__Exercise__.
The result should be every line in the material below containing the string "label".

__Records to process__.
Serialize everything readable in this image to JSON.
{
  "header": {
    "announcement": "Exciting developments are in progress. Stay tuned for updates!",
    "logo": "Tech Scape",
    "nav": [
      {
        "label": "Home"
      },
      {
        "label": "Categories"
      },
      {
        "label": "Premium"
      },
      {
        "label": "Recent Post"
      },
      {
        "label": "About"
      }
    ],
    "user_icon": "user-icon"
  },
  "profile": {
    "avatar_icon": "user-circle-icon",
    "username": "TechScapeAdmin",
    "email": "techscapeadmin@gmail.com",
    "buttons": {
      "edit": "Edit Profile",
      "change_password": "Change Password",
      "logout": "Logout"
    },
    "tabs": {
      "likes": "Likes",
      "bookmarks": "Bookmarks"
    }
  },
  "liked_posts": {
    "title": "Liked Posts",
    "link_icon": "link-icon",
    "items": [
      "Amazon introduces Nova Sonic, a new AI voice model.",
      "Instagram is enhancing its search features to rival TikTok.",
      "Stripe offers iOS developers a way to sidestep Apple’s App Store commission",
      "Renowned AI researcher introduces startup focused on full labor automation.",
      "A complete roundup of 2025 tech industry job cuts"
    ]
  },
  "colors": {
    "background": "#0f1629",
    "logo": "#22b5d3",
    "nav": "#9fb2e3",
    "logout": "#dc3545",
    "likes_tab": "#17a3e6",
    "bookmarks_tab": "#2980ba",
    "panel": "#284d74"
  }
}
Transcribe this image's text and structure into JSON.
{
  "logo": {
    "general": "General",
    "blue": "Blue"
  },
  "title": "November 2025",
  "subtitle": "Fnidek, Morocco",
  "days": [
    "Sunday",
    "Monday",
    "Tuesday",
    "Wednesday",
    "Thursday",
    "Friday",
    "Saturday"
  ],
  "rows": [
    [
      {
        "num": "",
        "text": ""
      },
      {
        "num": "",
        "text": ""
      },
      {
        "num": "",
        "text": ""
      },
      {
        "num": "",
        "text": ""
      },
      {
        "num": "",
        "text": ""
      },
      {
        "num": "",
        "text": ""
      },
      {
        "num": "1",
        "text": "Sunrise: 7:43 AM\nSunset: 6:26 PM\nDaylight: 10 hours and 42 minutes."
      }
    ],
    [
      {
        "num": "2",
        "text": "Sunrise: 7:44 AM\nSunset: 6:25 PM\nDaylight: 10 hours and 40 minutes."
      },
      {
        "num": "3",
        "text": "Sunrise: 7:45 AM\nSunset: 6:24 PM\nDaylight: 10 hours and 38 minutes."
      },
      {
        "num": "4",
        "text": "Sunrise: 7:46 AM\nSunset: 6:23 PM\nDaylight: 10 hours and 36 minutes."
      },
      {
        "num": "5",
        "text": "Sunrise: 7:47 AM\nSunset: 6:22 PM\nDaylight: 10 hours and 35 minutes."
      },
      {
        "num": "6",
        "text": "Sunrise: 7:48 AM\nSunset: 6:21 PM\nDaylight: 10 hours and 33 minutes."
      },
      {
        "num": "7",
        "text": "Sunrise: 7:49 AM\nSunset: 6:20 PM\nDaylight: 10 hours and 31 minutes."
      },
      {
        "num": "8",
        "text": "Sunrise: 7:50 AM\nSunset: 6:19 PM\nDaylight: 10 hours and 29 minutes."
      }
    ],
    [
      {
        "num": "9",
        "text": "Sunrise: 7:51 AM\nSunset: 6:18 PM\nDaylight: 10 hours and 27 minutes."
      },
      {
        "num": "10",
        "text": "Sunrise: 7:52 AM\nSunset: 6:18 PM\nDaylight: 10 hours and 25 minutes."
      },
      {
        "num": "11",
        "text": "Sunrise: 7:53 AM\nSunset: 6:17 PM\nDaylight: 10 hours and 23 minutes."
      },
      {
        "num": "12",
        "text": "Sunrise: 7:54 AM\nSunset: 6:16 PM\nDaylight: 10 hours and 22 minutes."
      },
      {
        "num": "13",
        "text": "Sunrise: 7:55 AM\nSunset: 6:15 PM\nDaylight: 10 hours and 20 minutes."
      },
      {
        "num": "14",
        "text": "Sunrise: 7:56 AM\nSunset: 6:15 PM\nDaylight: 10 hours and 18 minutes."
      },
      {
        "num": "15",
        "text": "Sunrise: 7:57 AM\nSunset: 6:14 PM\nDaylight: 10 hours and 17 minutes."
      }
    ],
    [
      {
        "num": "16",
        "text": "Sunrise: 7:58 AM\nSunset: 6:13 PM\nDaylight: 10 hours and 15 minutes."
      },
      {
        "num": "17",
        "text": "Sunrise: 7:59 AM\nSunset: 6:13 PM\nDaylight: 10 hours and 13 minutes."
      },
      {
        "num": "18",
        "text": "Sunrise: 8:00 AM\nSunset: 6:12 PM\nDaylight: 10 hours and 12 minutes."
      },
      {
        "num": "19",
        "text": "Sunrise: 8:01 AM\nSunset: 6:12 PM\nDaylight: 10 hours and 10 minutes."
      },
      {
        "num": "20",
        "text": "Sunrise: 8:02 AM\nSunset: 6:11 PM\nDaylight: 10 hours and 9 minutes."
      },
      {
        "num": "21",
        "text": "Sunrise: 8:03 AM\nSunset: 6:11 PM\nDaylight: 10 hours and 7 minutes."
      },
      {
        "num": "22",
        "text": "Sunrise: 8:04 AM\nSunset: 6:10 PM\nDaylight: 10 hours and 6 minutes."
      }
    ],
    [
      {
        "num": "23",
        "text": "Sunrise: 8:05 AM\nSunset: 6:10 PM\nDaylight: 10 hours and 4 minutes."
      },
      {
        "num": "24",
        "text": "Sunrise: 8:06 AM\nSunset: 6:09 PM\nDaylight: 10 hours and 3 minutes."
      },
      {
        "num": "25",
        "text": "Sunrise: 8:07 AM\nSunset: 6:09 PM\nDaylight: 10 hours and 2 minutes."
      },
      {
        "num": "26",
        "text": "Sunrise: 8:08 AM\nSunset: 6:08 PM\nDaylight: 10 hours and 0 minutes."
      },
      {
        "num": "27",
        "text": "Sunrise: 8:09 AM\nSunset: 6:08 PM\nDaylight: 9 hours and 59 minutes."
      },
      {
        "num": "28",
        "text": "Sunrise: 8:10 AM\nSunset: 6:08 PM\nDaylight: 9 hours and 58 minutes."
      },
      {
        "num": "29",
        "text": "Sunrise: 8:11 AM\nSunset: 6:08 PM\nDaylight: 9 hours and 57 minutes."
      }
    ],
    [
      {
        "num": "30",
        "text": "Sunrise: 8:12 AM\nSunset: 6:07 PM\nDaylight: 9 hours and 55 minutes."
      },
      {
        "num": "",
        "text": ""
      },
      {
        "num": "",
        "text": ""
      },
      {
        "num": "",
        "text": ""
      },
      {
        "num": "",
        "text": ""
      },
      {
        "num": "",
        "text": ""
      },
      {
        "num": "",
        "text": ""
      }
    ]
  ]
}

__Reply__.
        "label": "Home"
        "label": "Categories"
        "label": "Premium"
        "label": "Recent Post"
        "label": "About"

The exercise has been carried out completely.